Friday, Moshe Diane sprung to the lead in a $15,000 claimer, the fourth race on a gray Friday in August. I’m at the office, race playing in the background on my computer – the tapestry of Saratoga. I’m not watching. Then I hear it.

Durkin’s voice raises an octave and gets quicker, bouncier, you know something is happening, something more enormous than a $15,000 claimer. In the time I hear his tone and click the window to enlarge the video, I find out that jockey John Velazquez has swept the first four races. I catch the last sixteenth, recognize the shoulder pumping, wrist flicking, whip waving Velazquez in full flight.

I quickly scan the Form. He’s on a 4-1 shot for Todd Pletcher in the fifth, a 2-1 shot for Todd Pletcher in the sixth, a 7-2 shot for Tom Albertrani in the seventh and 4-1 for Dave Donk in the eighth.

He could go 8-for-8.

It was a novel thought.

David Cohen and Soinlovewithuam I take the fifth and Velazquez’s streak is busted, he winds up nowhere and goes winless for the rest of the day, but that’s not the point.

Velazquez, 39, moved within seven wins of his agent/mentor Angel Cordero for most career wins at Saratoga. He set a meet record, with 65 wins, in 2004. He won six races at Saratoga on September, 2001. He’s won four Saratoga titles already, spanning 13 years and is well on his way to his fifth. He’s won 25 New York riding titles. He’s won nine Breeders’ Cup races. He won his first Derby this year.

But those are simply numbers.

He rides cleanly. He represents the jockeys well. He’s straight and true, a standard. He doesn’t have bad days. Bettors love him because he’s consistent, you know what you’re going to get. Trainers love him for the same reason.

“I work for a lot of good people, they trust me, trust what I do, they give me the opportunity. I’ve been fortunate, little by little, it’s gotten better, I’ve been riding for the same people for 20 years, I’ve been riding for Todd since he went out on his own in 1996,” Velazquez said. “They have to trust you and communication, I can come back and say anything to Todd, say anything to Dave, say anything to Graham (Motion). When I screw up, I tell them I screwed up. You have to show up and do your job, I’ve been blessed. I keep it simple – you have the support, the trust and you get the job done.”

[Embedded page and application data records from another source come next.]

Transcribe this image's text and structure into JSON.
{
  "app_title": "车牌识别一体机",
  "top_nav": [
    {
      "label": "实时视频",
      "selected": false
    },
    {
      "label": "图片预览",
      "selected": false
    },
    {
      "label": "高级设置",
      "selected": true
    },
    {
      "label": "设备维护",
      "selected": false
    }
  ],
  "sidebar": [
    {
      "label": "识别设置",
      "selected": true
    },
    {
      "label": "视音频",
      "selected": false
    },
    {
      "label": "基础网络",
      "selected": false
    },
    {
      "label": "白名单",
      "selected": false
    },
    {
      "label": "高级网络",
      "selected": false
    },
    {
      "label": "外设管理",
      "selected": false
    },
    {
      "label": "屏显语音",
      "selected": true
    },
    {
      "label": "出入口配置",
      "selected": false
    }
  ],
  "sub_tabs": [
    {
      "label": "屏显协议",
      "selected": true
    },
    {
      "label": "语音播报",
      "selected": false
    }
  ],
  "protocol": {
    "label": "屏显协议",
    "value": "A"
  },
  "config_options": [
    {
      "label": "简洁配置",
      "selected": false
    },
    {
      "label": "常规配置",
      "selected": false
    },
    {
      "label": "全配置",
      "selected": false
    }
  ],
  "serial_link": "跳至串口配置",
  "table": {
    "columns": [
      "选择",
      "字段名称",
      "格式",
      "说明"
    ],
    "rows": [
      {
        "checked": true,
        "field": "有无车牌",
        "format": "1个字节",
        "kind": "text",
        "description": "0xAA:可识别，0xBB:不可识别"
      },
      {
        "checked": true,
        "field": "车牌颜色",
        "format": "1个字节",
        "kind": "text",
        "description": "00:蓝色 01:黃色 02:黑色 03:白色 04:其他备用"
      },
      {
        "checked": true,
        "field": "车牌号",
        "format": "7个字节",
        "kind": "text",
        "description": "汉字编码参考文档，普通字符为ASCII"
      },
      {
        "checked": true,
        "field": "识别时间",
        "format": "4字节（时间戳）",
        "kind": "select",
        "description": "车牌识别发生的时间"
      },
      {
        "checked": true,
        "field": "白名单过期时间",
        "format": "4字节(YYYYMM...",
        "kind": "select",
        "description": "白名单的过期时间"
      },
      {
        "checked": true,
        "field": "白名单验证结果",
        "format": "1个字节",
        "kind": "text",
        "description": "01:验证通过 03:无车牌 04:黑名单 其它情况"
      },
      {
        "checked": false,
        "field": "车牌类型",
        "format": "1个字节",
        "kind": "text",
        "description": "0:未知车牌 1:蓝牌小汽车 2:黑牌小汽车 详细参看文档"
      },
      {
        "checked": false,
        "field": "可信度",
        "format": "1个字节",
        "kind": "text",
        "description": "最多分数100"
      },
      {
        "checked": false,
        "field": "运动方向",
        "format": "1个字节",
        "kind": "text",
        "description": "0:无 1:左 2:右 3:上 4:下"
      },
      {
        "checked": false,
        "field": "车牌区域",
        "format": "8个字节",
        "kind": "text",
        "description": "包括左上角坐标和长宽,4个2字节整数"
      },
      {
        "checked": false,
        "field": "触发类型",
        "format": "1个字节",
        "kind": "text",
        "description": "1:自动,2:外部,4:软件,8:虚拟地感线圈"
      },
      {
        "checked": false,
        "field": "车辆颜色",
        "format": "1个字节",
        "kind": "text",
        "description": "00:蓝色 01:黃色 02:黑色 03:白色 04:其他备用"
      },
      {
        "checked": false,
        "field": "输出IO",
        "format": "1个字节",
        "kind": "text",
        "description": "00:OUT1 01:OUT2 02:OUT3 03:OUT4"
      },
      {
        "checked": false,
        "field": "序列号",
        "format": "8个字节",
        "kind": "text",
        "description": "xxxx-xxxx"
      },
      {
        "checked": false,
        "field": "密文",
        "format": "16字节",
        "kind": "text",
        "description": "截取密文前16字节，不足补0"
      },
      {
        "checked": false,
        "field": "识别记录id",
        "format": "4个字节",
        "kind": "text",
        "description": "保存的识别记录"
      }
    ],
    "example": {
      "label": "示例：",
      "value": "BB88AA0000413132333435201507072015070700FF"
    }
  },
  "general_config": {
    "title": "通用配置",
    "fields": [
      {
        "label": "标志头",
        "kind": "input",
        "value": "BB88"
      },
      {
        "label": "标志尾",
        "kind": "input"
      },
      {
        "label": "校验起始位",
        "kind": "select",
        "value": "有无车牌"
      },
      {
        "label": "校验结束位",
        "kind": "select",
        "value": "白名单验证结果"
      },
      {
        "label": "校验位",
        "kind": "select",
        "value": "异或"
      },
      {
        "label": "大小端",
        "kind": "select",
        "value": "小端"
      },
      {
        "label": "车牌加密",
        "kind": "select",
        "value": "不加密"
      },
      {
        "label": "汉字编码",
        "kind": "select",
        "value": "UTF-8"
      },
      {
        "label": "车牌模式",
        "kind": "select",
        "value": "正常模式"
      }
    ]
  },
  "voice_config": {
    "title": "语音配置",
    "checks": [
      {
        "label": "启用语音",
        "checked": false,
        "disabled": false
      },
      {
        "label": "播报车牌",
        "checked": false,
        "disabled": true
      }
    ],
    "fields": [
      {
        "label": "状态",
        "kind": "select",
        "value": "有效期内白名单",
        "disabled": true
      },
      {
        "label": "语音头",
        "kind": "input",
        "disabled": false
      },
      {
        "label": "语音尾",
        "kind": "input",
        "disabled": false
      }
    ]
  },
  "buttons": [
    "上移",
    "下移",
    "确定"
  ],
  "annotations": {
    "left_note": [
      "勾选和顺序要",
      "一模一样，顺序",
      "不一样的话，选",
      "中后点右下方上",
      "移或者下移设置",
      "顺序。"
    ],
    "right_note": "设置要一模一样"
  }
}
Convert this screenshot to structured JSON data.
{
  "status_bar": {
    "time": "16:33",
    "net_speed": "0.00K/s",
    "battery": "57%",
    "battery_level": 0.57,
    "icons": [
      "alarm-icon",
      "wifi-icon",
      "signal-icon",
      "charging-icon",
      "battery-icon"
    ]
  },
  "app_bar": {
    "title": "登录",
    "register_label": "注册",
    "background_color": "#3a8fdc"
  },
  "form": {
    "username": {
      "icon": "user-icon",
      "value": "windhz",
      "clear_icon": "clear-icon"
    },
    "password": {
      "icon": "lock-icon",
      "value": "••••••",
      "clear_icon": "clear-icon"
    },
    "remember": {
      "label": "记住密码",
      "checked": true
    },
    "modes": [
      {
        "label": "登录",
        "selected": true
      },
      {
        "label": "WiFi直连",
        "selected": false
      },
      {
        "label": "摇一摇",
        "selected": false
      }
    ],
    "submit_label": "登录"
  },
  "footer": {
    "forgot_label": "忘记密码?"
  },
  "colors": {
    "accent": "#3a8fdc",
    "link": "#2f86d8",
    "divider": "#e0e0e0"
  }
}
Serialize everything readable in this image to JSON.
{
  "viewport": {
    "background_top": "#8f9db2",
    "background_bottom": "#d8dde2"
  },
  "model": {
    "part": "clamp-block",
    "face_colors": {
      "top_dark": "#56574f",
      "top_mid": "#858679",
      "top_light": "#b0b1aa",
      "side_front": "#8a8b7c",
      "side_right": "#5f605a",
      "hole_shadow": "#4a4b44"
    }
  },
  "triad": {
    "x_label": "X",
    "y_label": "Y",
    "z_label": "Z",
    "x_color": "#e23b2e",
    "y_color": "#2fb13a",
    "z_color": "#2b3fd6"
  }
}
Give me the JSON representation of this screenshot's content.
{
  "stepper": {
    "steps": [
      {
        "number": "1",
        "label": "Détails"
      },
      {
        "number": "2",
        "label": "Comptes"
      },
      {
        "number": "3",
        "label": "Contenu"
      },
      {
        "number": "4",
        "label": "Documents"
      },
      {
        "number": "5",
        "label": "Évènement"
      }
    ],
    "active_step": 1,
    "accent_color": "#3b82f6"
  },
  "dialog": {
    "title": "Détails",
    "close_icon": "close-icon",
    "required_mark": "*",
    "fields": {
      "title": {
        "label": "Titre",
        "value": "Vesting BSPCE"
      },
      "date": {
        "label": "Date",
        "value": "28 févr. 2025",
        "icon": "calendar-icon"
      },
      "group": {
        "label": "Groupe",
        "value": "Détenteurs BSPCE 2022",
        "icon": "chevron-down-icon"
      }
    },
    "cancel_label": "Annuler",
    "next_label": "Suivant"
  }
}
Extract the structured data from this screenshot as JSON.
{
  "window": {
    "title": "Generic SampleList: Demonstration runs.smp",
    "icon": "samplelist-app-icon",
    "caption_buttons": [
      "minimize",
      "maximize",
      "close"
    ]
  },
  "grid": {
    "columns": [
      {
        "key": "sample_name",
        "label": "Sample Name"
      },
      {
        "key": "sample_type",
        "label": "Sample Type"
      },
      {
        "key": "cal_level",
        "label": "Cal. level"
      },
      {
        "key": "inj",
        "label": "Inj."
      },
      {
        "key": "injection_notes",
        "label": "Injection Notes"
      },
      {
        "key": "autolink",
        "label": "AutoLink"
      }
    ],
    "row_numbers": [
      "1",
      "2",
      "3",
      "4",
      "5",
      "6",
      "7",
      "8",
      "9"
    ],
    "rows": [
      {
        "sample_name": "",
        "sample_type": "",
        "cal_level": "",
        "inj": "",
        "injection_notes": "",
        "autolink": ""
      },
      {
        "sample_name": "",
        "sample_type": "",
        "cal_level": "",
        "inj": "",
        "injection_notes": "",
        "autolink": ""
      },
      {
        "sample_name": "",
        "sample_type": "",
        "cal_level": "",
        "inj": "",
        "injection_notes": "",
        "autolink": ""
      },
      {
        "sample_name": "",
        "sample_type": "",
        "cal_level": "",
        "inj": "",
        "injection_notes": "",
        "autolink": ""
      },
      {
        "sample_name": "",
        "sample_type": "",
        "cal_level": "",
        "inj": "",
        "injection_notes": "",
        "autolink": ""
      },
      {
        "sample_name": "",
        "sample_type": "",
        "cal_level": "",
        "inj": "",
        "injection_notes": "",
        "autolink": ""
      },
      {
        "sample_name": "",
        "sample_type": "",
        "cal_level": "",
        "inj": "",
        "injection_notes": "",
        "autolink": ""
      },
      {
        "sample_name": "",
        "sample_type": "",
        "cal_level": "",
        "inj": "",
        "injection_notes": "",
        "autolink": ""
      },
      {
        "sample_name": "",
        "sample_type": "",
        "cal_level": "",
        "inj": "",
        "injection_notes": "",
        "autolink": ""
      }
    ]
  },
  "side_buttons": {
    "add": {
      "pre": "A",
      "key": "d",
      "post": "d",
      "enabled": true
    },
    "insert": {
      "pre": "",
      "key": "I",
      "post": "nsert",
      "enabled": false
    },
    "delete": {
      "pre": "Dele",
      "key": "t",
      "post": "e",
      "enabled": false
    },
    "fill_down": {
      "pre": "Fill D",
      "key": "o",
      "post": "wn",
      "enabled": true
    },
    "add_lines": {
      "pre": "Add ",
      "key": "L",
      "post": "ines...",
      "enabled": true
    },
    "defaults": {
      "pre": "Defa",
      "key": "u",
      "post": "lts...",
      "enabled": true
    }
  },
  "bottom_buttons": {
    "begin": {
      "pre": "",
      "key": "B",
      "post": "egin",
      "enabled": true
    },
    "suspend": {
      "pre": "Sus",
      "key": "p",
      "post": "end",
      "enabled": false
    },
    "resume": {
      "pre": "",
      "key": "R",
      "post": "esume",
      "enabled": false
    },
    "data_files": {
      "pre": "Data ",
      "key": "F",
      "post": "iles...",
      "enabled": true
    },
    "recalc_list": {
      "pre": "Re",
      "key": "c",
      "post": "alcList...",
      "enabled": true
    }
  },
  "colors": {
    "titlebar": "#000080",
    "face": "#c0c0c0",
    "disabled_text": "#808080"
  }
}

We met him in 1990, sometime after winning his first career race at El Comandante, Puerto Rico. Snook was his valet, had a bench, straight ahead in the old jocks’ room. He could ride, you could tell that right off the bat and you could tell he cared, wow, did he care. Fire brimmed from his veins. Cordero took him under his wing, but it was obvious he wouldn’t stay under anybody’s wing for long. His mustache was awful, his English was worse and his understanding of the turf course was a work in progress at best. But he had something, a spark and a streak, talent and desire. You knew he would shave, learn to speak the language and eventually know the turf course like Patton knew his enemy. You knew he’d make it.

He began dating Leona O’Brien, the sweetest girl in town. We worried. He proved we had nothing to worry about, becoming a husband and father with the same discipline he showed on the track.

The test is not about talent, it’s about tenacity. The tenacity to stick it out, ride through slumps, injuries and the ups and downs that come with life. Sure, he’s had his days when emotion won and he marched back to the room, dispatching reporters and fans. But in a way, I liked it, liked that he cared enough to get mad about it.

He’s grown up right in front of our eyes (hard for me to judge his maturity as he’s a peer), a young man comes to America and carves his foothold in the toughest jockey colony in the country, embeds himself in a place that takes no prisoners, spits out the misguided, the flawed, the underachieving quicker than a storm drain blocks debris. Yeah, John Velazquez has made it.

Velazquez didn’t go 8-for-8 Friday. Of course, he didn’t need to.